§ What needs to be done
Copy every line of the data that includes the string "this".

Items from an interface collection
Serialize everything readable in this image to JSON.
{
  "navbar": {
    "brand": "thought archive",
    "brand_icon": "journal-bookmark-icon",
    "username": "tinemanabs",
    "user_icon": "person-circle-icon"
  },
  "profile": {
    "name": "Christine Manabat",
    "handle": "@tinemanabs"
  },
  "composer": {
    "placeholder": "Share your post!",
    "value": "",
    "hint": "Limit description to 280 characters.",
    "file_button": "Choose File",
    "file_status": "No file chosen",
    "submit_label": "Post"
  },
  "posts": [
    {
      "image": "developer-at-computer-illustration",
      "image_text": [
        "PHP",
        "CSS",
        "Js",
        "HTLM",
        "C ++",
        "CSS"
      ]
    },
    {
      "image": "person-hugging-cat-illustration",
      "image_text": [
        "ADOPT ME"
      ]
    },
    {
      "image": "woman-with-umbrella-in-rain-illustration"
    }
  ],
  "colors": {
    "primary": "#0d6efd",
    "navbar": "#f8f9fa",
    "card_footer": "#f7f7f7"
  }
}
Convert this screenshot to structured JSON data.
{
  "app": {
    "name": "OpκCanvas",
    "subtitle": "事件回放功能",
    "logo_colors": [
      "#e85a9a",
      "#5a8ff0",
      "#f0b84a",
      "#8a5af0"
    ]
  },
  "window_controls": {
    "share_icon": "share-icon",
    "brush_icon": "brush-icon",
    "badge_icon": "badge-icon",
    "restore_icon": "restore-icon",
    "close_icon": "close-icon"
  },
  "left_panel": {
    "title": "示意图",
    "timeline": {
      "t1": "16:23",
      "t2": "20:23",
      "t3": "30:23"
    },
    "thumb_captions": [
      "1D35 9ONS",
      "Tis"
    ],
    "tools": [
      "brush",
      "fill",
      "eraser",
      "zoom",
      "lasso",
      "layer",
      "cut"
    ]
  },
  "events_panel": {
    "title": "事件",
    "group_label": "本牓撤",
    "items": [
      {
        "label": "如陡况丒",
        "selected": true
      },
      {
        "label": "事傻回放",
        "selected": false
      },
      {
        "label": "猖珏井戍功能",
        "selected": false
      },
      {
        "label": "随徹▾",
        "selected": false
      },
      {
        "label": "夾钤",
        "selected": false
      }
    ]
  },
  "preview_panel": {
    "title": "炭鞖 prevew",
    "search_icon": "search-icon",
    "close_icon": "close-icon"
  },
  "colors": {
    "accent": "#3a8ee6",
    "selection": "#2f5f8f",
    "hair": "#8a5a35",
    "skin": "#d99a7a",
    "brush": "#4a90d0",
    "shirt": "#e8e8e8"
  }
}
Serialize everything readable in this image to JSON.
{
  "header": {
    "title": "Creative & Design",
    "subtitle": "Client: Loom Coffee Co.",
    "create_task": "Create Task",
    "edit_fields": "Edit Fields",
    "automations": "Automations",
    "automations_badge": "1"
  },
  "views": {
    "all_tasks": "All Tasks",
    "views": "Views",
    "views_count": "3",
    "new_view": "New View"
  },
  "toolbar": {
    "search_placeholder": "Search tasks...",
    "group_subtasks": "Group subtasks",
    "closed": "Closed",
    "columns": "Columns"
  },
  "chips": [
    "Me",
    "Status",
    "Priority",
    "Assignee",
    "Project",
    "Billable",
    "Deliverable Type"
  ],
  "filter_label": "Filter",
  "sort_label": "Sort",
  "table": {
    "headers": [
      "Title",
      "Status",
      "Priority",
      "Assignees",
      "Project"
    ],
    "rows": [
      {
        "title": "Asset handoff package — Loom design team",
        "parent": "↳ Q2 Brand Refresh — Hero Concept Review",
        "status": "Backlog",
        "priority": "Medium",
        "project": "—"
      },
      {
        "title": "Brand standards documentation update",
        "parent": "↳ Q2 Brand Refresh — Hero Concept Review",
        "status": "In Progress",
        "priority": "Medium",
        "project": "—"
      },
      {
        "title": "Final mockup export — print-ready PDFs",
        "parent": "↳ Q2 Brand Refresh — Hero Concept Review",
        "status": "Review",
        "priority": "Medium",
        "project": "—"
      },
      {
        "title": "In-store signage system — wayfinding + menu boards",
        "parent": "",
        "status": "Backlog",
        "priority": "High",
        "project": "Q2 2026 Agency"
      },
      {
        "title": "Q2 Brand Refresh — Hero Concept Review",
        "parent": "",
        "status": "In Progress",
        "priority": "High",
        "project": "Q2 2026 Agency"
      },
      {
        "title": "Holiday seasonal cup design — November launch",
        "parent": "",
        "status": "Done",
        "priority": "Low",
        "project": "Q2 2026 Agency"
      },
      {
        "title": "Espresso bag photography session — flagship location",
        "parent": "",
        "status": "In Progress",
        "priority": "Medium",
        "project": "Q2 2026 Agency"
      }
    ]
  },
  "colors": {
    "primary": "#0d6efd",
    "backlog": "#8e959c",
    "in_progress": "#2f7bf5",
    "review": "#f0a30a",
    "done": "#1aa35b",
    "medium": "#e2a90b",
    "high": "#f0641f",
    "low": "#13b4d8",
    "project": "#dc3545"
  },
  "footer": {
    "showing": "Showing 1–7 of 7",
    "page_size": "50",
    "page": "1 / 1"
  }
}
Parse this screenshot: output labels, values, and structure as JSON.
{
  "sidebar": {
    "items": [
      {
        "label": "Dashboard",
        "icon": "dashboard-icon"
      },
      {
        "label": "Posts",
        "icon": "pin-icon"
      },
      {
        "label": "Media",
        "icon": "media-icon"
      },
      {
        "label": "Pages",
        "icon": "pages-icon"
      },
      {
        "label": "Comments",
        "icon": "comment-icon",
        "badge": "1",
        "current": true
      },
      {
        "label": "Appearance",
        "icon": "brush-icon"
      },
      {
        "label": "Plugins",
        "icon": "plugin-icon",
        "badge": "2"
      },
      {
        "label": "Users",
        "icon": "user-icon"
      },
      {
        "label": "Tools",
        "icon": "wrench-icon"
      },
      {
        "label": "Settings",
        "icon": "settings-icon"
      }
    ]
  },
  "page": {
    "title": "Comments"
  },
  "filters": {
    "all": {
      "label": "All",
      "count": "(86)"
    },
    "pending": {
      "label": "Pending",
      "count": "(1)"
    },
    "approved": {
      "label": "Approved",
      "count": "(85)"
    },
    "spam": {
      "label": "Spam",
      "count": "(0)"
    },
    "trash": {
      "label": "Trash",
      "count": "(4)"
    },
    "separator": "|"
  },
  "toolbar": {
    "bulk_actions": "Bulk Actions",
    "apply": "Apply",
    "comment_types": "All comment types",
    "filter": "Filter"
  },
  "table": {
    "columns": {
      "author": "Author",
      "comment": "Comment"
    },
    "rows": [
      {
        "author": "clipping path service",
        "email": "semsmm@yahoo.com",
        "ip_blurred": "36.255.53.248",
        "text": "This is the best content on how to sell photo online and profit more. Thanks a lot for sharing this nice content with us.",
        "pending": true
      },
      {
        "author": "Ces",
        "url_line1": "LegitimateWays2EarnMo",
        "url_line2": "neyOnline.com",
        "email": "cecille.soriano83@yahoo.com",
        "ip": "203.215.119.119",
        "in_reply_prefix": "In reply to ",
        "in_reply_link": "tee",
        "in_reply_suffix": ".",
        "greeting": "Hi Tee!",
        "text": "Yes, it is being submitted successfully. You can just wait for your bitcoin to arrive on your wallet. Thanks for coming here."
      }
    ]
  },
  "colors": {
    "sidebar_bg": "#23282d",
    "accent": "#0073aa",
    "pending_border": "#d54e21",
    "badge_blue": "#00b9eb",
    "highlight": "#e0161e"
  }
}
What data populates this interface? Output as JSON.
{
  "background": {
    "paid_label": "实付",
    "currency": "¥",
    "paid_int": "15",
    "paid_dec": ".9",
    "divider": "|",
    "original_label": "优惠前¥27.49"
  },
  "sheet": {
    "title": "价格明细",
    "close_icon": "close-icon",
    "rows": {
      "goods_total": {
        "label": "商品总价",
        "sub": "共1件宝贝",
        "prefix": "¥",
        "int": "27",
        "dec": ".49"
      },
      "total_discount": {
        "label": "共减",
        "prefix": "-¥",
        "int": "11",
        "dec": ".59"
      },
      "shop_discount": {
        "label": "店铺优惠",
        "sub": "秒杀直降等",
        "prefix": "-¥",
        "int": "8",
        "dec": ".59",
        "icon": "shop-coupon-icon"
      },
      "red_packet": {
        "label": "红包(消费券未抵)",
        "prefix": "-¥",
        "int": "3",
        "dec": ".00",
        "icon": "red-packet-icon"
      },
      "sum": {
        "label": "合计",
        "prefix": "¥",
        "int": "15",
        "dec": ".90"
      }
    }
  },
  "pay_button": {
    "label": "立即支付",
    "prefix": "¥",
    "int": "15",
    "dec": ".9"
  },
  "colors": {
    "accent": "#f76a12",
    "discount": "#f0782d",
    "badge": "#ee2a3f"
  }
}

§ Your response
Serialize everything readable in this image to JSON.
Convert this screenshot to structured JSON data.
Serialize everything readable in this image to JSON.
Parse this screenshot: output labels, values, and structure as JSON.
        "text": "This is the best content on how to sell photo online and profit more. Thanks a lot for sharing this nice content with us.",
What data populates this interface? Output as JSON.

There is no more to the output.